Two studies suggest that postmenopausal women who took bisphosphonate pills by mouth were 30% to 40% less likely to develop invasive breast cancer compared to women who didn't take oral bisphosphonates.
Oral bisphosphonates are:
- Fosamax (chemical name: alendronate sodium)
- Actonel (chemical name: risedronate)
- Boniva (chemical name: ibandronate)
In the first study, researchers looked at the medical records of more than 154,000 women who are part of the on-going Women's Health Initiative (WHI) study. They compared the histories of 2,816 women taking an oral bisphosphonate when they enrolled in the WHI to the other women in the study who weren't taking an oral bisphosphonate.
After about 7.8 years, women who did take an oral bisphosphonate were:
- 30% less likely to be diagnosed with invasive hormone-receptor-positive breast cancer; this reduction in risk was statistically significant, which means it was likely because the women were taking the bisphosphonate and not just due to chance
- 34% less likely to be diagnosed with invasive hormone-receptor-negative breast cancer; this reduction in risk wasn't statistically significant, which means it could have been due chance and not because the women were taking a bisphosphonate
- 58% more likely to be diagnosed with non-invasive ductal carcinoma in situ (DCIS); this increase in DCIS risk was statistically significant, which means it was likely because the women were taking the bisphosphonate and not just due to chance
compared to women who weren't taking a bisphosphonate.
The increase in DCIS risk is surprising. This unexpected result might have happened because the bisphosphonate slowed the DCIS from developing into invasive cancer. So fewer cases of invasive cancer were diagnosed but more non-invasive DCIS cases were diagnosed.
The second study looked at breast cancer risk in 4,039 postmenopausal women, some of whom took an oral bisphosphonate. Women who took an oral bisphosphonate for at least 1 year had a 39% lower risk of invasive breast cancer. These results are comparable to the results from the WHI study.

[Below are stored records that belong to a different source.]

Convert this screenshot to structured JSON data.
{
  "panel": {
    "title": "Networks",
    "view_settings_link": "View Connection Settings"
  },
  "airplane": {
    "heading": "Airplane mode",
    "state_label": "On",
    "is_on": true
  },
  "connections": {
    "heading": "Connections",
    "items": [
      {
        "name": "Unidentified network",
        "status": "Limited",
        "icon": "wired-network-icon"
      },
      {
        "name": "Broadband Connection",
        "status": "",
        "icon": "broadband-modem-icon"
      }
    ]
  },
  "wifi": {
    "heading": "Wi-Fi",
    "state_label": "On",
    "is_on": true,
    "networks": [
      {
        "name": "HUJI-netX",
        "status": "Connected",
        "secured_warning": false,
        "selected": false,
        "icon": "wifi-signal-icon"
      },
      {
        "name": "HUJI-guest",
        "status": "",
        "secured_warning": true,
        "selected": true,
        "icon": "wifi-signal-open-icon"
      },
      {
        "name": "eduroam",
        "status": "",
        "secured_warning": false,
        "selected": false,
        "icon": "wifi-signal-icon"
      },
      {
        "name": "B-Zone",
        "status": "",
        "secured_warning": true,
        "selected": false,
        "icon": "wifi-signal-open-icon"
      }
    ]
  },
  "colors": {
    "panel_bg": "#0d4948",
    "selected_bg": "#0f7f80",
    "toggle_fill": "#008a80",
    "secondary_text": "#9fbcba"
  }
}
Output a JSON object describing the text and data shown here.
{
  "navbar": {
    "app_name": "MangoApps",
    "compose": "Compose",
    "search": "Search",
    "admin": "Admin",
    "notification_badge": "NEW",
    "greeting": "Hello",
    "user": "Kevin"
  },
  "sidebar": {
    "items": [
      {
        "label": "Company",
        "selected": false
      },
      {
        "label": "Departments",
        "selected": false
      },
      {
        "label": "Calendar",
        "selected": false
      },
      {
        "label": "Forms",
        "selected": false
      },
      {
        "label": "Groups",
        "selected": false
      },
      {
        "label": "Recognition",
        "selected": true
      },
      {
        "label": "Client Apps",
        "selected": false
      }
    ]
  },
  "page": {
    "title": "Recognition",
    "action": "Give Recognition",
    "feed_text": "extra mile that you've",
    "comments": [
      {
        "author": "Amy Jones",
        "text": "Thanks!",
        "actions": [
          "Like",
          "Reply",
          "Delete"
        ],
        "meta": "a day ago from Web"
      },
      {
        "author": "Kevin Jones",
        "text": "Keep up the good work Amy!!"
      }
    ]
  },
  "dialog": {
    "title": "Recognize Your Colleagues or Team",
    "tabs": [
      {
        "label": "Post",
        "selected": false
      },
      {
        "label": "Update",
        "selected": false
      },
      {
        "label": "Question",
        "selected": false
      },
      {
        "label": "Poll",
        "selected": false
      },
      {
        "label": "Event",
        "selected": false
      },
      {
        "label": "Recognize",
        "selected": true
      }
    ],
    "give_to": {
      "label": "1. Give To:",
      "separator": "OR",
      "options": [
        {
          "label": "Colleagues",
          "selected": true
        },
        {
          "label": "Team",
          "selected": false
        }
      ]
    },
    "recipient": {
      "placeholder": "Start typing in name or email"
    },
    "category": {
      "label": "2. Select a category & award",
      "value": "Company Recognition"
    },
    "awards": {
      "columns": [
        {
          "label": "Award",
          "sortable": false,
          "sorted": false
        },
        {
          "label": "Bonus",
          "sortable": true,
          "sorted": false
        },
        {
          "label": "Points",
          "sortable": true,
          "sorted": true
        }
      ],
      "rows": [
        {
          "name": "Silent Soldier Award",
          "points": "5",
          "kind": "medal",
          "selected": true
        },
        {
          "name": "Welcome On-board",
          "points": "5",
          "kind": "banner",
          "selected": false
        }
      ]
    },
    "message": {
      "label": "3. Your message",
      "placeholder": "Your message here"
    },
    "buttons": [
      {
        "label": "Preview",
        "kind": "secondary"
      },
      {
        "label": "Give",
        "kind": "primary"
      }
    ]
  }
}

While oral bisphosphonates can be taken for a number of years to strengthen bones, these two studies found that oral bisphosphonates reduced breast cancer risk mostly during the first year women took them and not so much in the following years.
Researchers aren't sure how bisphosphonates lower the risk of invasive breast cancer. Other research done in the lab suggests that bisphosphonates may stop cancer cells from releasing proteins that help them grow. Bisphosphonates also may block the growth of blood vessels (called angiogenesis inhibition) that give cancer cells the oxygen and nutrients they need to thrive.
These two studies looked at oral bisphosphonates. Other forms of bisphosphonates are given intravenously:
- Aredia (chemical name: pamidronate)
- Bonefos (chemical name: clodronate)
- Boniva (chemical name: ibandronate)
- Reclast and Zometa (chemical name: zoledronic acid)
Intravenous bisphosphonates weren't included in the studies reviewed here, but it's likely that they also can lower breast cancer risk.
While these results are promising, more research is needed to confirm the risk-reduction benefits of bisphosphonates. Still, if you're a postmenopausal woman, your doctor may recommend a bisphosphonate to strengthen your bones or treat osteoporosis. These results add to evidence suggesting that a bisphosphonate may lower your risk of invasive breast cancer in addition to strengthening your bones. Bisphosphonates need to be taken in a specific way and may cause serious side effects. If you're prescribed a bisphosphonate, make sure you and your doctor talk about how to take the medicine.